But is Shakespeare attractive to the audience? Sometimes. If it’s free, yes. Who doesn’t like to sit out in the park with friends on a nice night. When done in a unique or compelling way (Kenneth Branagh in the Park Avenue Armory anyone?), the audience will pay a lot. At Oregon Shakespeare Festival, the audience pays over $100 for Shakespeare. But to do that, you have to know what you’re doing and build a serious brand that is highly desirable to the audience – because it’s something they can’t get just anywhere.
But if a real theatre with an indoor space finds donors and foundations to underwrite its costs and is happy to drop ticket prices to almost nothing to try to get people to come see Shakespeare – what’s the harm in that?
The problem is, there is damage done to the Portland audience’s willingness to pay for main stage theatre if it is given away for free. Outdoors in a park is one thing, but inside in a real space is something else. And for venues with confusing brands like the Artists Rep building, where scads of different groups perform, when one theatre does a show with high production values for $8 (25% less than the cost of a Higgins Burger) in the space, the audience thinks that’s what theatre there (and everywhere) costs. And so it becomes a lot harder for someone else to charge $40 (which is where prices should be) for the next show on the same stage.
A cycle of dependency is created. Ticket prices go down and down while more and more of theatre’s funding comes from foundations and the wealthy.
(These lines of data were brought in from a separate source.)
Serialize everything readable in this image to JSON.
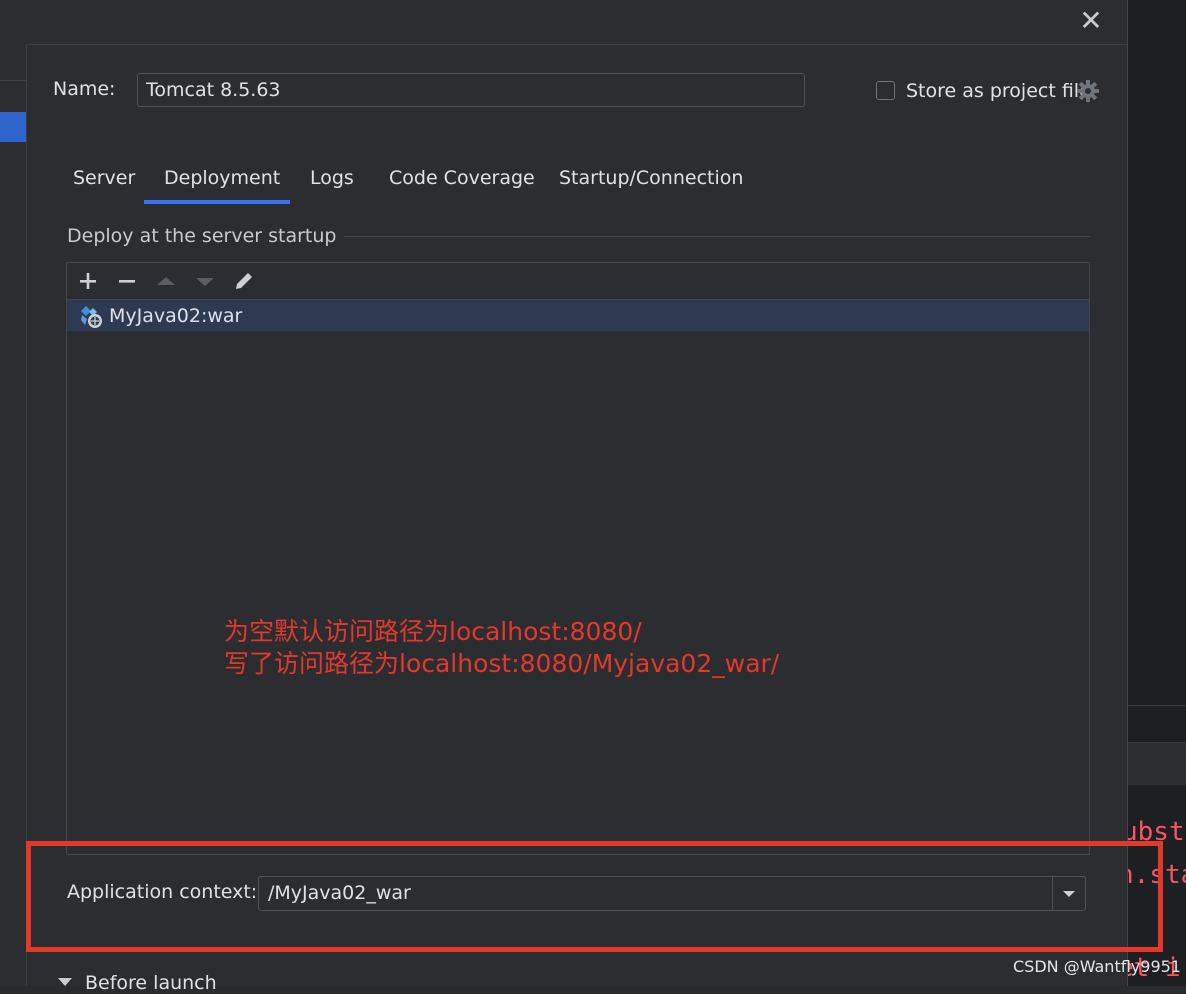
{
  "dialog": {
    "close_glyph": "✕"
  },
  "name_row": {
    "label": "Name:",
    "value": "Tomcat 8.5.63",
    "store_checkbox_checked": false,
    "store_label": "Store as project file"
  },
  "tabs": [
    {
      "label": "Server",
      "active": false
    },
    {
      "label": "Deployment",
      "active": true
    },
    {
      "label": "Logs",
      "active": false
    },
    {
      "label": "Code Coverage",
      "active": false
    },
    {
      "label": "Startup/Connection",
      "active": false
    }
  ],
  "deploy_section": {
    "title": "Deploy at the server startup",
    "toolbar_icons": [
      "add-icon",
      "remove-icon",
      "move-up-icon",
      "move-down-icon",
      "edit-icon"
    ],
    "artifacts": [
      {
        "label": "MyJava02:war",
        "selected": true,
        "icon": "artifact-war-icon"
      }
    ]
  },
  "annotation": {
    "line1": "为空默认访问路径为localhost:8080/",
    "line2": "写了访问路径为localhost:8080/Myjava02_war/",
    "color": "#e3382c"
  },
  "app_context": {
    "label": "Application context:",
    "value": "/MyJava02_war"
  },
  "before_launch": {
    "label": "Before launch"
  },
  "editor_fragments": {
    "line1": "ubstri",
    "line2": "n.sta",
    "line3": "et i"
  },
  "watermark": "CSDN @Wantfly9951",
  "colors": {
    "accent": "#3574f0",
    "selection": "#2e3a52",
    "highlight_frame": "#e3382c",
    "background": "#2b2d30"
  }
}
When you abandon ticket sales as a serious source of revenue, numerous unintended and mostly negative consequences ensue. One biggie: You lose touch with what the audience wants.
The audience does not necessarily understand all the differences between companies performing in a shared space. Just as if you went to the same restaurant space and one night a steak was $8 and the next night it was $40, you might not understand the nuances of a rotating lineup of chefs with different pay rates.
Doing a show for $8 at a venue like Theatre Theater or the Shoebox or the Someday Lounge is one thing. But at the city’s second largest space, such extreme discounting will only become a race to the bottom if companies don’t watch out.
So what’s the goal here? To put on theatre by any means necessary, whether anyone wants to pay for it or not? Or to create unforgettable experiences that create value and build a brand? I know which one I want.
Remember, whether or not the audience comes is not about price. It’s about whether they want what’s on offer. If it’s something the audience wants, they’ll pay ANY price. If it’s something they don’t want – they won’t come even if it’s free.
Does the Portland audience want more Shakespeare? If it’s close to free, yes.
But is doing free theatre in the city’s biggest theatres what the Portland theatre scene needs to build its brand?
For interview number six, we talk to Michael Mendelson, Artistic Director of the two year old Portland Shakespeare Project. Mendelson is a perpetually busy actor and director, appearing frequently in productions at many Portland theatres including Artists Repertory Theatre (where he is a member of the ensemble), Profile Theatre, Northwest Classical Theatre Company, and more recently his own company, Portland Shakespeare Project. Originally from Detroit, Michigan, Mendelson moved to Portland in 1991. He is currently playing Iago in Northwest Classical Theatre Company’s production of OTHELLO, directed by Bill Alexander.